The sign on the window of the ticket booth at the Melody Cruise drive-in theater says closed. For the first in over fifty years, the theater really means it. The Melody has occupied these former Ohio corn fields since 1955 and was one of the few outdoor theaters left in the area; a growing victim of changing tastes in audiences more likely to stream a movie on Netflix or Hulu than fight mosquitos and raindrops in an outdoor theater.
Hollywood changed too. Theater owners have been dreading for years the threat they would have to upgrade to expensive all digital projection equipment, requiring tens of thousands of dollars in investment. Just like indoor theaters, the movie distributers would no longer mail out giant reels of 35mm movie film to drive-ins. All first run films would now have to be digital and essentially downloaded onto theater hard drives before being projected. This past year, the distributers made good on their threat.
Just across the street from the Melody, the weeds have obliterated whatever was left of the Showboat Drive-in-Once considered the most deluxe of the half dozen outdoor movie theaters just outside the city limits and big city lights. The Showboat closed in the 1980’s, but within a few years, the casual observer would never know it existed. Drive in’s in America reached their peak in the early 1960’s with over 4,000 screens and represented nearly a quarter of all theaters. Today less 350 drive in’s are still open for business in the United States, and most of them seasonal.
Although many drive in’s have upgraded to using the FM radio in the car to hear the movie, some still use the ages-old mono speaker that fits on your window sill. More than a few folks have accidentally driven off with the movie speaker still attached to their car at the end of the night.
Cars used to line up on either side of the concession stand and the booth with the giant and powerful film projectors. A playground for children and benches for those wanting a break from sitting in the car or in between shows.
“Let’s all go the lobby” and other vintage countdown clocks still were still shown between movies to rustle up business at the concession stand. The smell of popcorn through an open car window often too much of a draw to ignore. Eating was at least on par as watching the movie. “Herbie the Love Bug” and “Chitty Chitty Bang Bang” didn’t require an uninterrupted attention span to follow the story line.
The Melody managed to attract more customers each weekend of the summer by offering two double-features.
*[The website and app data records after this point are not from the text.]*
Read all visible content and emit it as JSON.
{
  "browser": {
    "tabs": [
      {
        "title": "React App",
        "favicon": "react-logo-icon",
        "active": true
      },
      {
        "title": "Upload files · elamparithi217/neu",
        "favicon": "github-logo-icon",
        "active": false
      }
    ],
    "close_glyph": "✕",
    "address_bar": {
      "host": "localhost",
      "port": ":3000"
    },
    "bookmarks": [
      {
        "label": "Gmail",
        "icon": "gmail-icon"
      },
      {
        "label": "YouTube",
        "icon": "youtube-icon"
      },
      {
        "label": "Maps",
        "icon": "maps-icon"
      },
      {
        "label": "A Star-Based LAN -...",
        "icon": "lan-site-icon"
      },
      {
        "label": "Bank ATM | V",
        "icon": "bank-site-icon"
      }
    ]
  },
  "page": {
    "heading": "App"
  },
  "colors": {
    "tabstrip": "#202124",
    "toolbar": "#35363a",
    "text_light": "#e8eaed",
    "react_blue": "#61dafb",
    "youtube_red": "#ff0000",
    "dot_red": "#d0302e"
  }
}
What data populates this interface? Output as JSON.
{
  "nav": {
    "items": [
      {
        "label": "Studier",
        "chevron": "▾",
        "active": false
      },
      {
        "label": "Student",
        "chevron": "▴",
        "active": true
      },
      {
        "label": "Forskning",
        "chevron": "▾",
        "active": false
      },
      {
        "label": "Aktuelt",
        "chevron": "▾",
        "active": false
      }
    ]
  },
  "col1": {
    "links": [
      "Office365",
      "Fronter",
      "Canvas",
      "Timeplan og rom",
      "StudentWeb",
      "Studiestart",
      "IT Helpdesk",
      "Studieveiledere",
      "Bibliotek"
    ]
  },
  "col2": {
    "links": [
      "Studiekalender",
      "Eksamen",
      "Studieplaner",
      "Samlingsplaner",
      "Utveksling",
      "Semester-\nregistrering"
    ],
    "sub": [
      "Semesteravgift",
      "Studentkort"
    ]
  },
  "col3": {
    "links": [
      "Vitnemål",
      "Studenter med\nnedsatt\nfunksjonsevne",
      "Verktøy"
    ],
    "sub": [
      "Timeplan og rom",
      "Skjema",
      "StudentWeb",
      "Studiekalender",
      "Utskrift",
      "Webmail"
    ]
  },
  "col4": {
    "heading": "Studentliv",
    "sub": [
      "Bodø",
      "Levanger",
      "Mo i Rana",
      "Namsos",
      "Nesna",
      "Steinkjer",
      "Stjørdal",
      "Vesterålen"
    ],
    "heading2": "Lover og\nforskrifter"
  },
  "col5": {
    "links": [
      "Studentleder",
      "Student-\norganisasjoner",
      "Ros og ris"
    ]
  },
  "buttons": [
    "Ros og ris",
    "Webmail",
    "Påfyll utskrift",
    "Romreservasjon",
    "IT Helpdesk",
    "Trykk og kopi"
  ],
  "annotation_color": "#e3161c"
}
Cars faced one direction to see a more adult movie and an opposite screen to watch more family fare. When these photos were taken in 2010, Despicable Me was playing. Ironically, one of the last films to be shown last summer was Despicable Me 2.
The Melody put on a quite the light show after dark. Before Interstate 70, when Route 40 was the main highway going east and west-the Old National Road-the diners, motels, road-side attractions and drive-ins would pull in locals and travelers alike. Like it’s more famous cousin, Route 66, farther west, Old 40 as it now known is a lonesome backroad and well off the beaten path. Thanks to nostalgia and locals, a few places like the Melody Cruise beat the odds, but even that time has now passed.